- Friday, Dec. 7, originally reserved for parent-teacher conferences, will now be a half-day session for middle and high school.
With two snow days left in the calendar, the district may not have to dip into other planned days off to fulfill the state mandate of 180 days of school.
Mark Betz, assistant superintendent of business, said, in the meeting video, in the event of a snowy winter—and if the state legislature does not grants school districts a dispensation on meeting the 180-day mandate—the district might first take back Feb. 18, and next look at April 1.
No decisions will be made until the district gathers feedback from staff and community about what days would be best to use if necessary, Betz said.
Hochman said the number of days left in the calendar would not affect how snow day decisions were made. On whether the district should open partially in future post-storm scenarios, he asked the school board to give it policy consideration.
"Parents count on school to be open so they can work; kids who are on free or reduced lunch count on a warm place to be and a hot meal," he said in the meeting video.
Hochman said the district benefitted from putting measures into place pre-storm, including moving food to refrigerators backed up by generator power.
On communications, Hochman said at the meeting that establishing a Twitter account and Facebook page for the district to communicate emergency information was valuable.
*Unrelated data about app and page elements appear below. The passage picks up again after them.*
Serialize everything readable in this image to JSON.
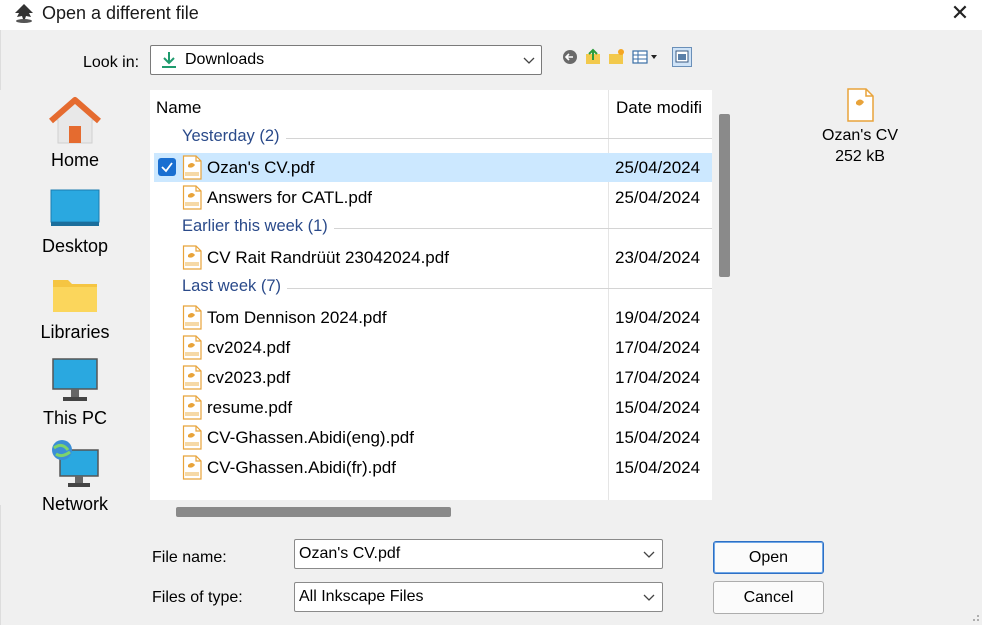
{
  "window": {
    "title": "Open a different file",
    "close_glyph": "✕"
  },
  "lookin": {
    "label": "Look in:",
    "value": "Downloads",
    "icon": "download-arrow-icon"
  },
  "toolbar": [
    "back-icon",
    "up-folder-icon",
    "new-folder-icon",
    "view-menu-icon",
    "preview-toggle-icon"
  ],
  "places": [
    {
      "label": "Home",
      "icon": "home-icon"
    },
    {
      "label": "Desktop",
      "icon": "desktop-icon"
    },
    {
      "label": "Libraries",
      "icon": "libraries-icon"
    },
    {
      "label": "This PC",
      "icon": "this-pc-icon"
    },
    {
      "label": "Network",
      "icon": "network-icon"
    }
  ],
  "list": {
    "columns": {
      "name": "Name",
      "date": "Date modifi"
    },
    "groups": [
      {
        "label": "Yesterday (2)",
        "files": [
          {
            "name": "Ozan's CV.pdf",
            "date": "25/04/2024",
            "selected": true
          },
          {
            "name": "Answers for CATL.pdf",
            "date": "25/04/2024"
          }
        ]
      },
      {
        "label": "Earlier this week (1)",
        "files": [
          {
            "name": "CV Rait Randrüüt 23042024.pdf",
            "date": "23/04/2024"
          }
        ]
      },
      {
        "label": "Last week (7)",
        "files": [
          {
            "name": "Tom Dennison 2024.pdf",
            "date": "19/04/2024"
          },
          {
            "name": "cv2024.pdf",
            "date": "17/04/2024"
          },
          {
            "name": "cv2023.pdf",
            "date": "17/04/2024"
          },
          {
            "name": "resume.pdf",
            "date": "15/04/2024"
          },
          {
            "name": "CV-Ghassen.Abidi(eng).pdf",
            "date": "15/04/2024"
          },
          {
            "name": "CV-Ghassen.Abidi(fr).pdf",
            "date": "15/04/2024"
          }
        ]
      }
    ]
  },
  "preview": {
    "name": "Ozan's CV",
    "size": "252 kB"
  },
  "filename": {
    "label": "File name:",
    "value": "Ozan's CV.pdf"
  },
  "filetype": {
    "label": "Files of type:",
    "value": "All Inkscape Files"
  },
  "buttons": {
    "open": "Open",
    "cancel": "Cancel"
  },
  "colors": {
    "selection": "#cce8ff",
    "group_text": "#2a4a8a",
    "accent": "#1a6fd1",
    "pdf_icon": "#e8a33a"
  }
}
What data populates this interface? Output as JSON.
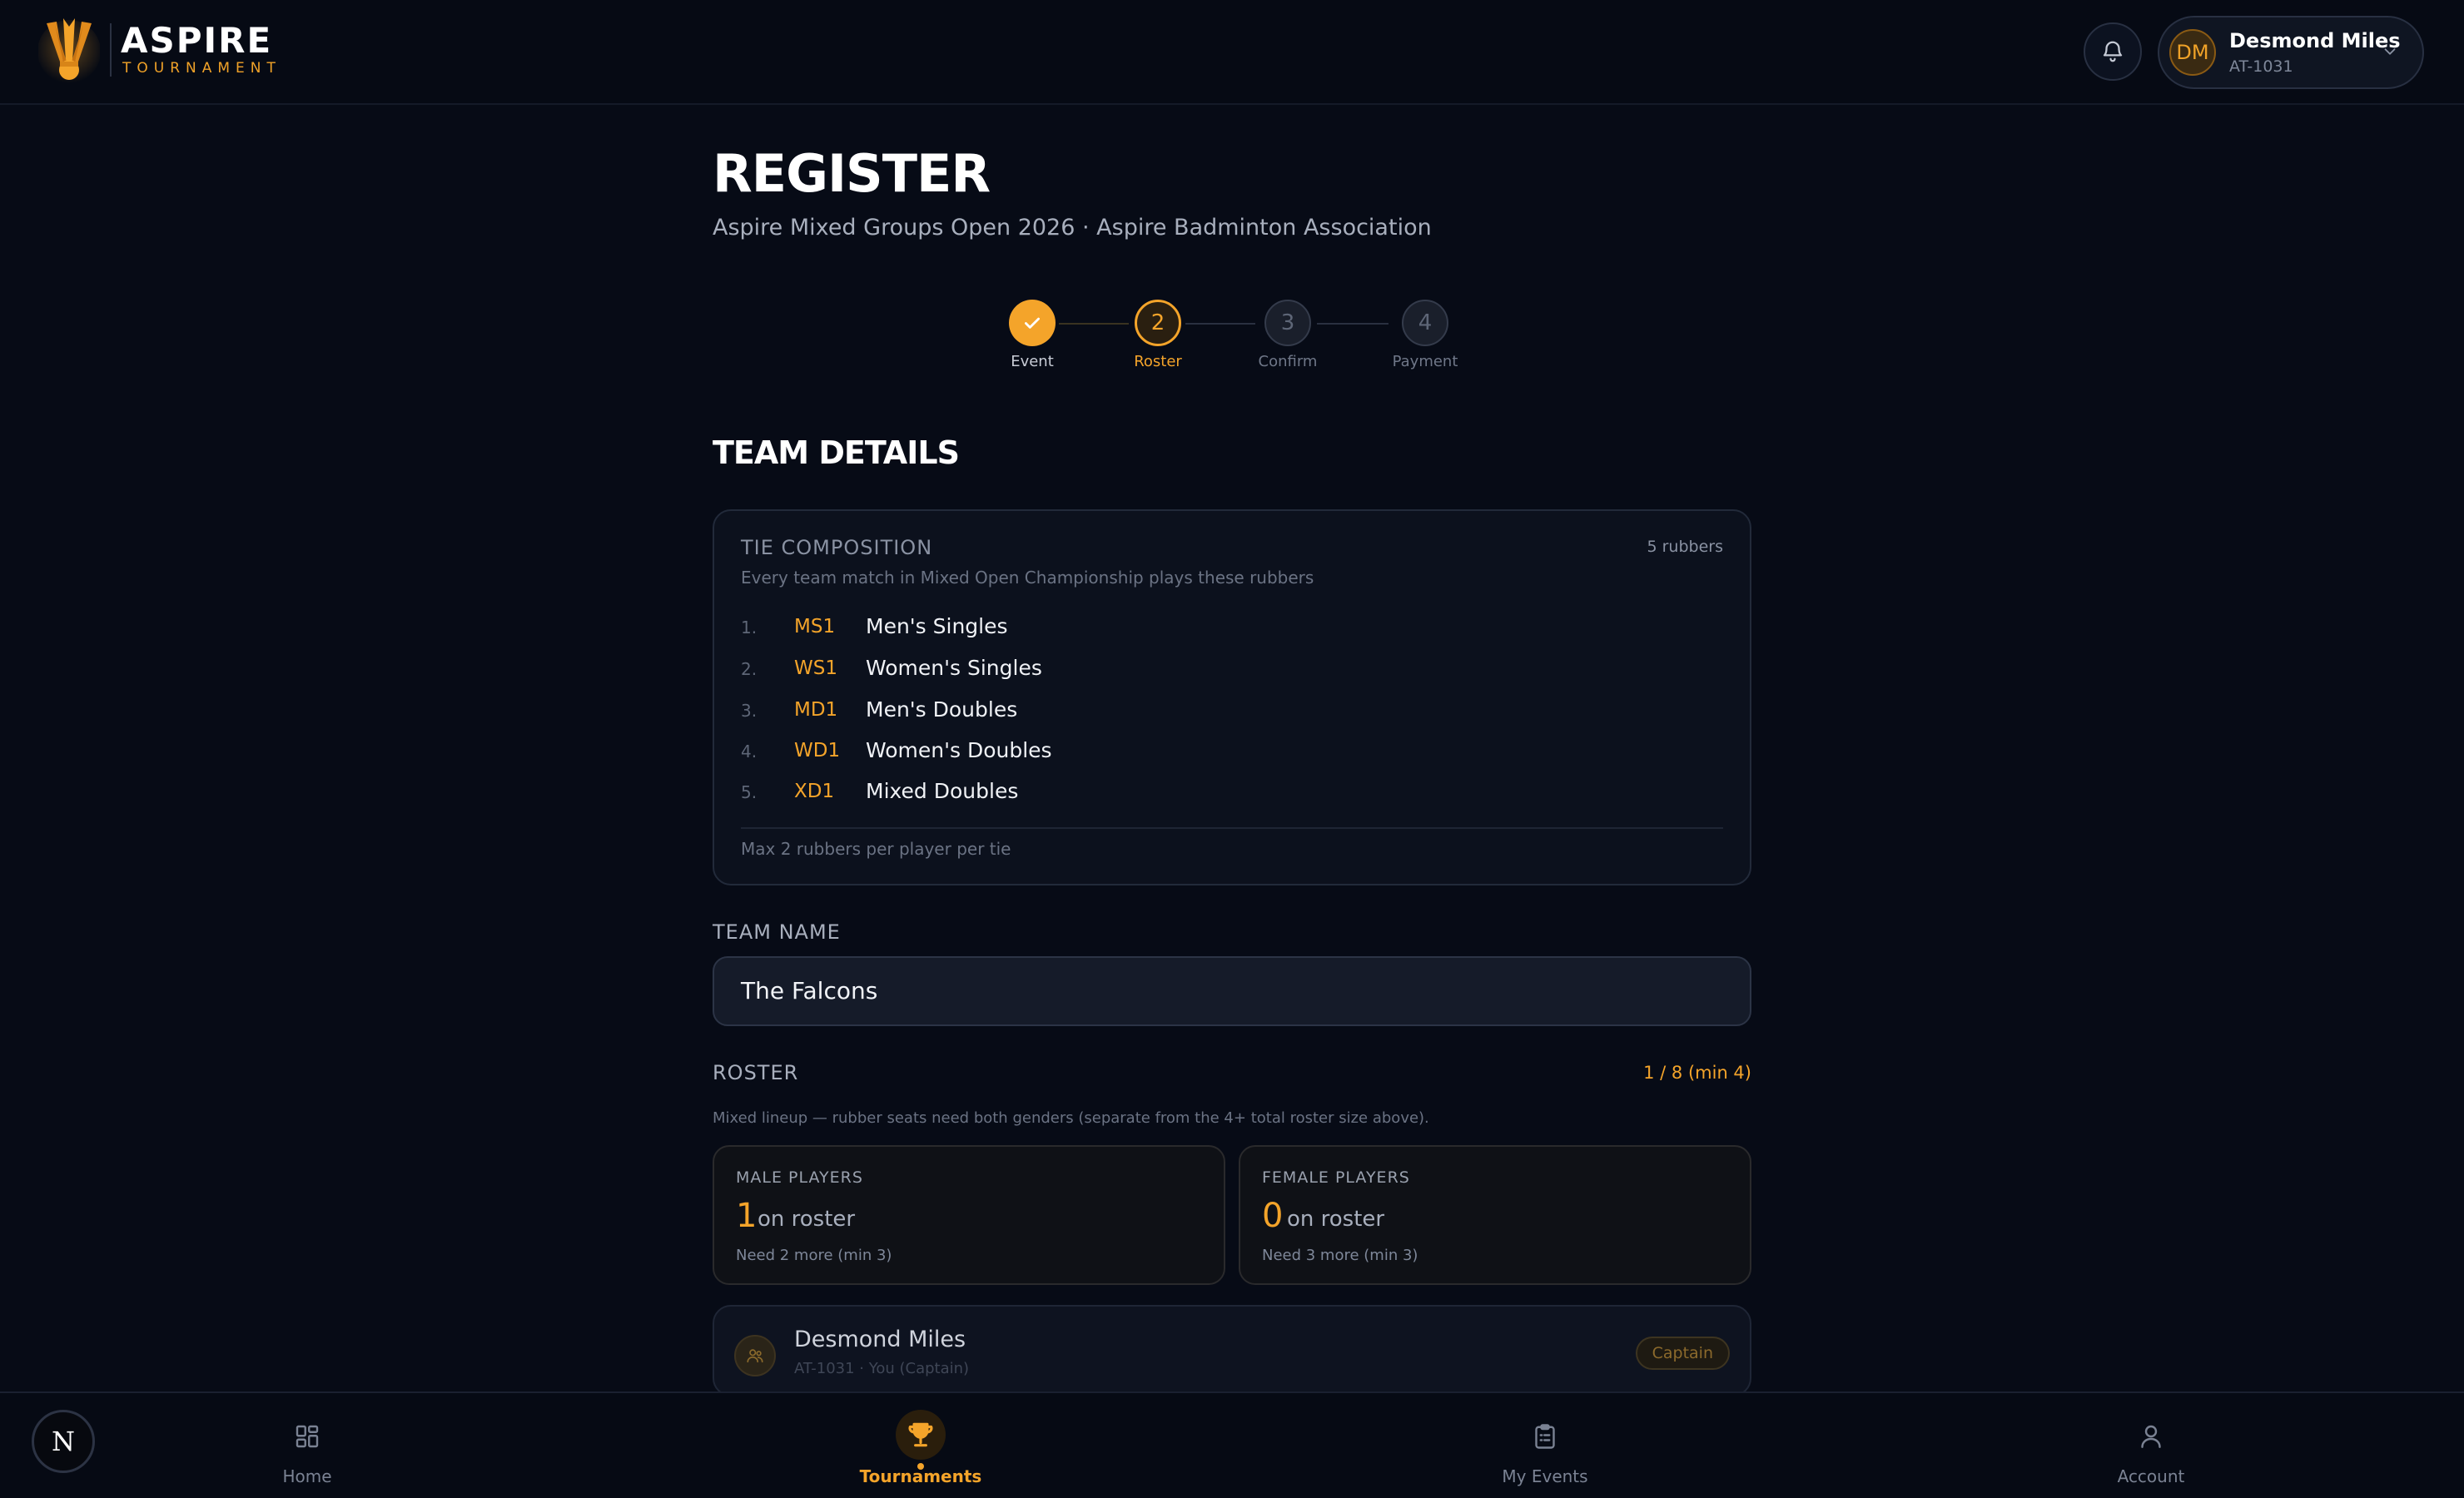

Staff are already working on a text messaging system to disseminate information in the future.
He acknowledged town officials, particularly in Bedford, where an emergency command center brought "all the folks who needed to communicate" in one room. In addition, he said leaders in Pound Ridge and Mt. Kisco stepped up in their communications.
On the utility company response, he said Con Edison had a representative at the EOC meetings daily who understood the distict's needs. "Though NYSEG was not in the room," he said, "there was communication. Once NYSEG understood this campus is essentially a city—with over 4,000 students and 250 bus routes twice a day—they responded. And we appreciate that response."
Hochman also praised Tom Briggs, director of facilities, who worked from "dawn until midnight," to return the district to operational.
"I can't tell you how proud we are of everyone in the district for just stepping up and saying, 'what can I do?,'" he was recorded as saying.